- What Goes Where: As we have noted, the path to new-style GSEs passes through a complex set of receivership and limited-life regulated entity (LLRE) options. One or both GSEs could go into receivership, creditors could win or lose thereby, securitizations could emerge out the other end in new UMBS, the CSP could go its own way, and pretty much all the obligations, assets, and products the GSEs now have would go where FHFA and Treasury want based on how much capital each thinks surviving entities must have and the role anticipated for the new-age GSE or GSEs. One GSE could also go into receivership and stay there while the other goes into receivership, is cherry-picked, and turns into an LLRE. Which is which will make more than a modicum of difference.
- Products and Profits: FHFA has considerable discretion to move activities between GSEs in various charter options and to expand or end different business lines in any area not specified by law (e.g., multifamily finance). Calabria has made it clear that he aims to end an array of “pilots” that competitors think transgress HERA’s new-product restrictions. We expect these to end in the near term. However, the ultimate structure of what happens to the conservatorships will determine where even the activities otherwise stipulated in law end up – for example, a GSE in receivership is a very different enterprise than a surviving charter or successor company. FHFA has almost unlimited statutory authority to redefine the entire GSE business model in LLREs.

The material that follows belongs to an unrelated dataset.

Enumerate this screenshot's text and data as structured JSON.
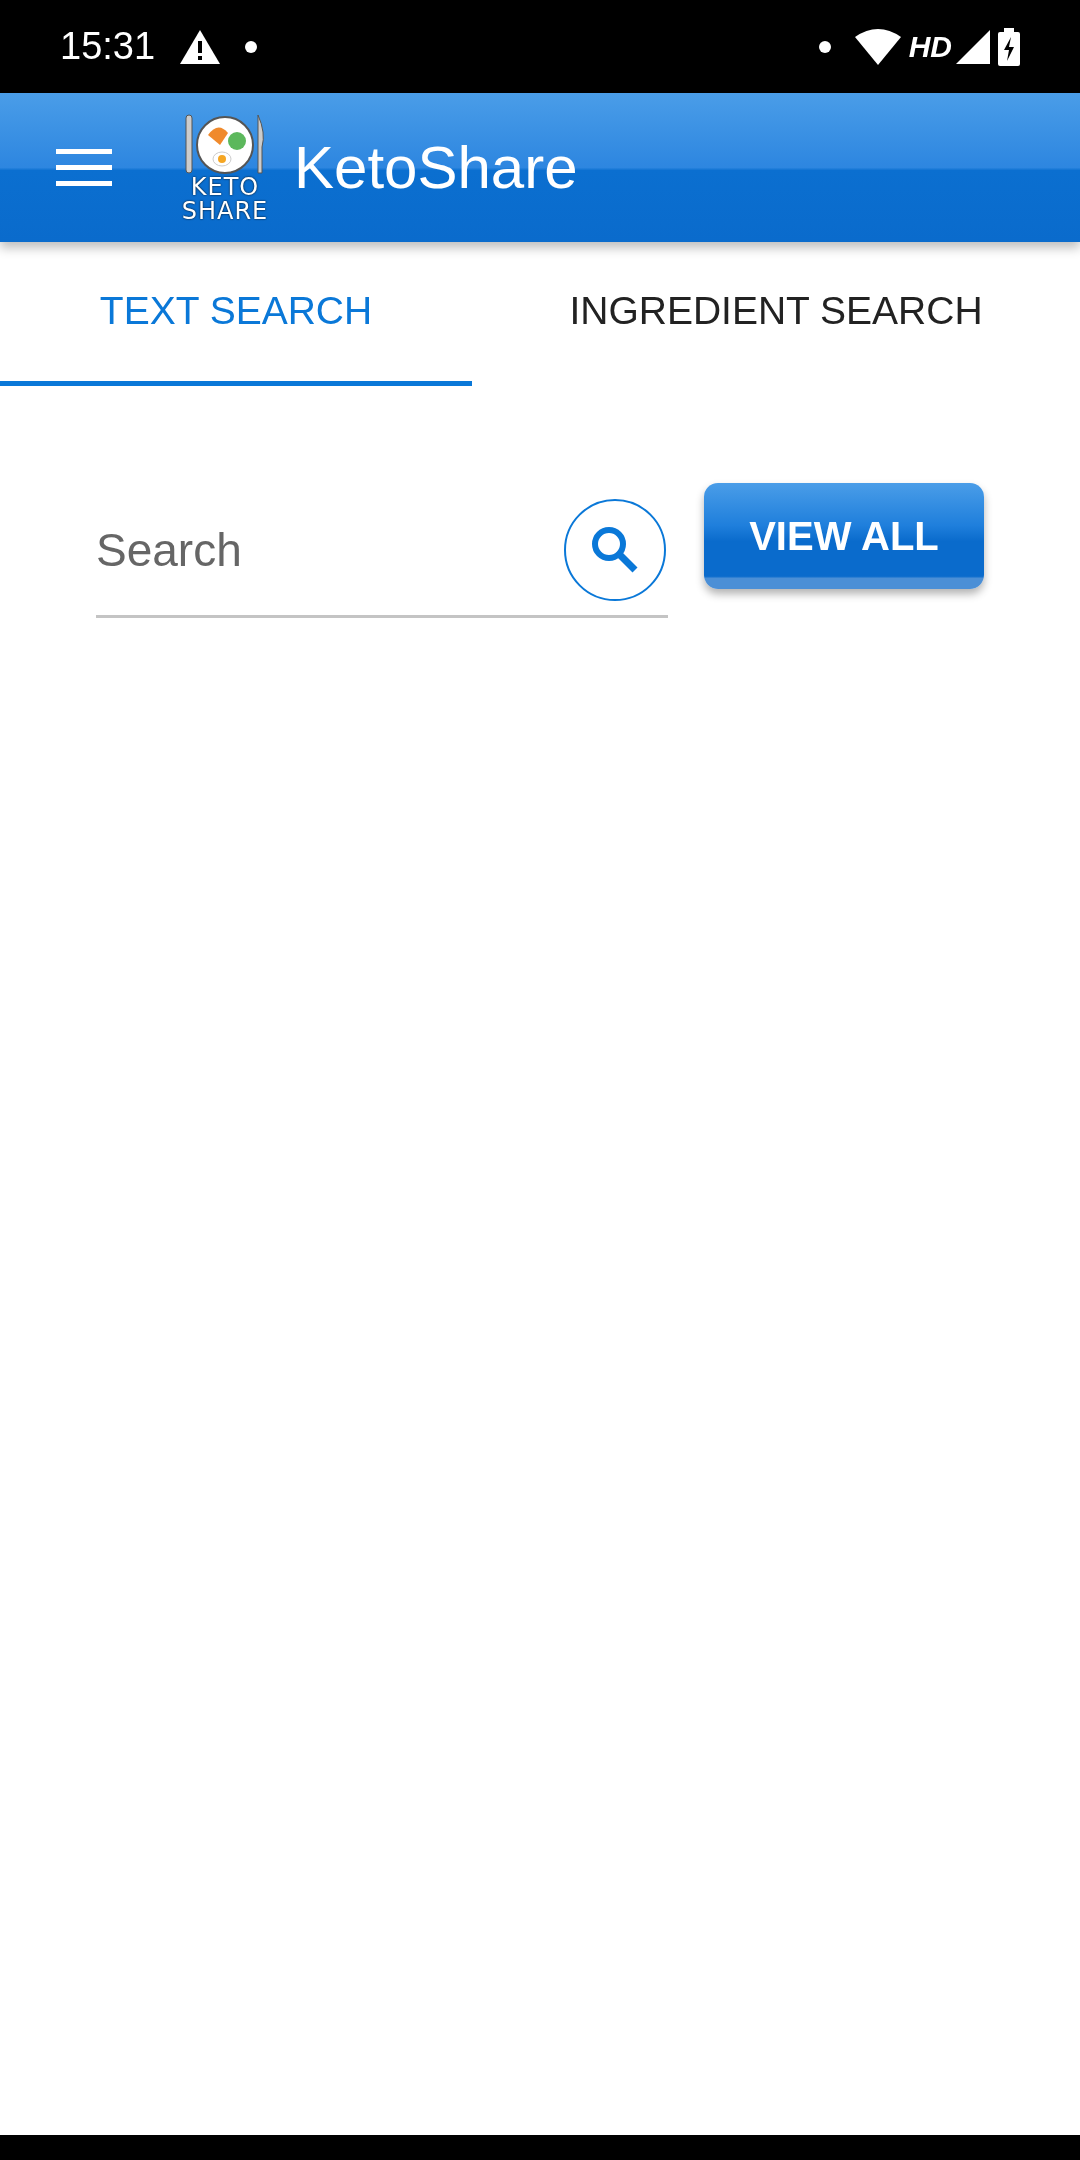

- GSE Resurgent: However, there are also charter options that would permit one or both GSEs to be reconstructed at least partly as before. Which survives how and under what type of USG backstop for which product offerings is a critical strategic decision.
IPOs along the way could raise enough capital for some of these options and nowhere near enough for others. Similarly, some of these options permit multiple GSE-like charters along the lines Calabria contemplates; others don’t. Some of these options clear the way for MI and private credit enhancement; others threaten its survival. Some provide unique opportunities for large banks to regain a mortgage edge. Most directly threaten small lenders, but a surviving GSE as a utility securitization machine could go a long way to satisfying smaller lenders, many of the mortgage trade associations and all but the largest banks and capital-markets competitors.
In short, it’s open season. Treasury has tremendous influence over the process because it and the White House define the political context, with Treasury also holding the PSP contract which gives it capital dibs on the GSEs unless or until it’s willing to let go. Treasury can’t, though, do anything even with its contractual power to which FHFA is opposed. But, under current law and given the current confluence of market and macroeconomic factors, Treasury and FHFA have far-reaching control over the conservatorships and what’s to become of them. Once Treasury and FHFA chart this course, they will set sail with considerable strategic impact on Fannie Mae, Freddie Mac, and the entire construct of U.S. housing finance.